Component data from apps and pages
BEGIN
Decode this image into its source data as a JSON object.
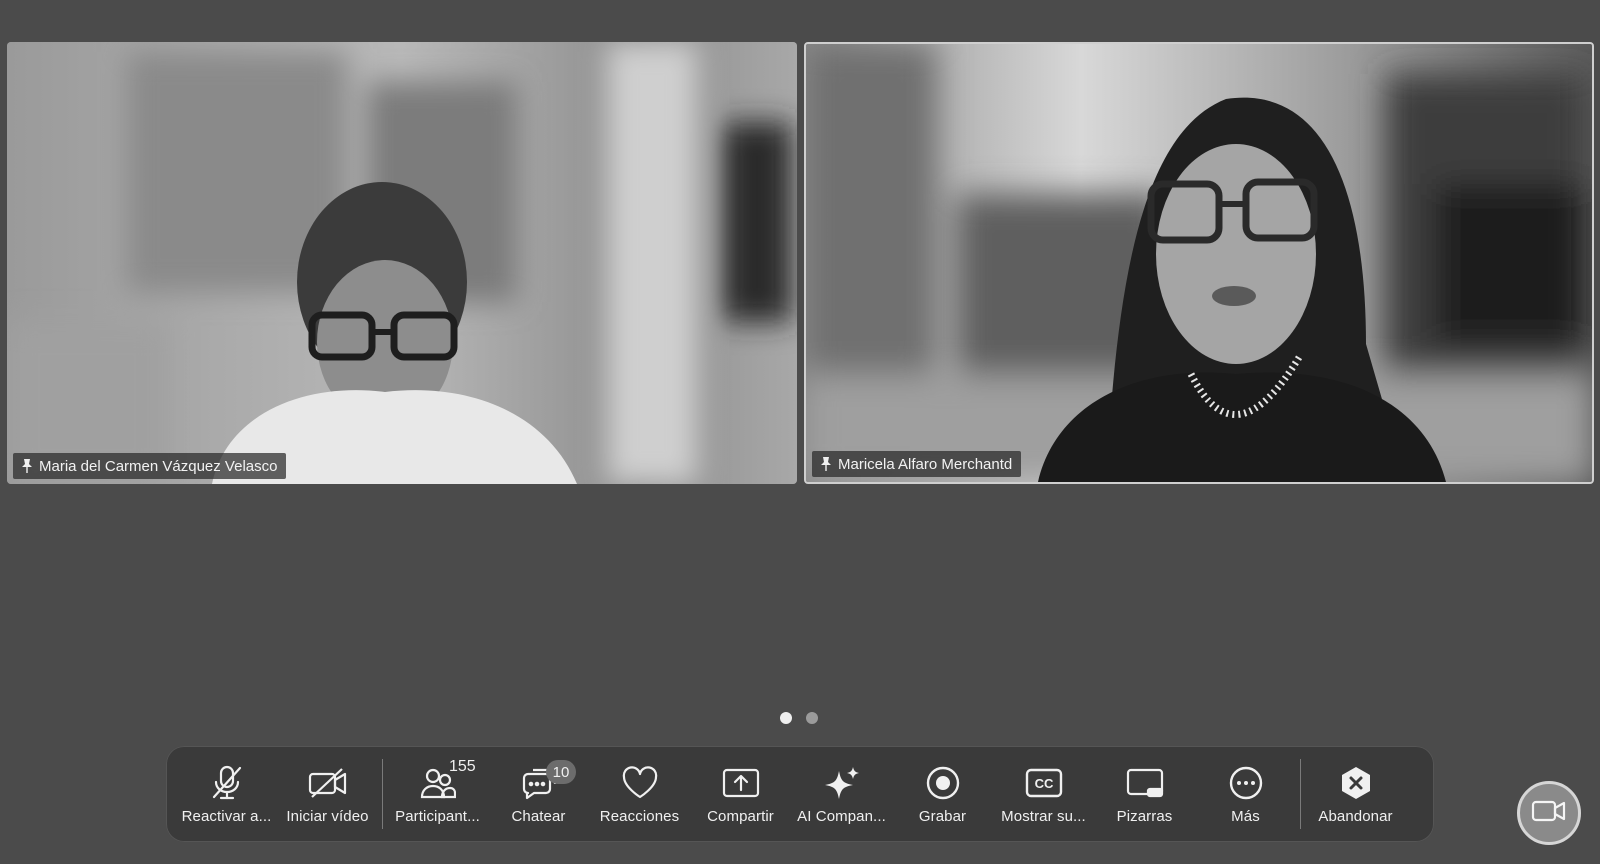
{
  "participants": [
    {
      "name": "Maria del Carmen Vázquez Velasco"
    },
    {
      "name": "Maricela Alfaro Merchantd"
    }
  ],
  "pager": {
    "pages": 2,
    "active": 1
  },
  "toolbar": {
    "unmute_label": "Reactivar a...",
    "video_label": "Iniciar vídeo",
    "participants_label": "Participant...",
    "participants_count": "155",
    "chat_label": "Chatear",
    "chat_badge": "10",
    "reactions_label": "Reacciones",
    "share_label": "Compartir",
    "ai_label": "AI Compan...",
    "record_label": "Grabar",
    "captions_label": "Mostrar su...",
    "whiteboard_label": "Pizarras",
    "more_label": "Más",
    "leave_label": "Abandonar"
  },
  "icons": [
    "mic-muted-icon",
    "video-off-icon",
    "participants-icon",
    "chat-icon",
    "heart-icon",
    "share-screen-icon",
    "sparkle-icon",
    "record-icon",
    "cc-icon",
    "whiteboard-icon",
    "more-icon",
    "leave-icon",
    "pin-icon",
    "camera-icon"
  ]
}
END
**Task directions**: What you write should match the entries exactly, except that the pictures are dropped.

**Output for this exercise**:
Decode this image into its source data as a JSON object.
{
  "participants": [
    {
      "name": "Maria del Carmen Vázquez Velasco"
    },
    {
      "name": "Maricela Alfaro Merchantd"
    }
  ],
  "pager": {
    "pages": 2,
    "active": 1
  },
  "toolbar": {
    "unmute_label": "Reactivar a...",
    "video_label": "Iniciar vídeo",
    "participants_label": "Participant...",
    "participants_count": "155",
    "chat_label": "Chatear",
    "chat_badge": "10",
    "reactions_label": "Reacciones",
    "share_label": "Compartir",
    "ai_label": "AI Compan...",
    "record_label": "Grabar",
    "captions_label": "Mostrar su...",
    "whiteboard_label": "Pizarras",
    "more_label": "Más",
    "leave_label": "Abandonar"
  },
  "icons": [
    "mic-muted-icon",
    "video-off-icon",
    "participants-icon",
    "chat-icon",
    "heart-icon",
    "share-screen-icon",
    "sparkle-icon",
    "record-icon",
    "cc-icon",
    "whiteboard-icon",
    "more-icon",
    "leave-icon",
    "pin-icon",
    "camera-icon"
  ]
}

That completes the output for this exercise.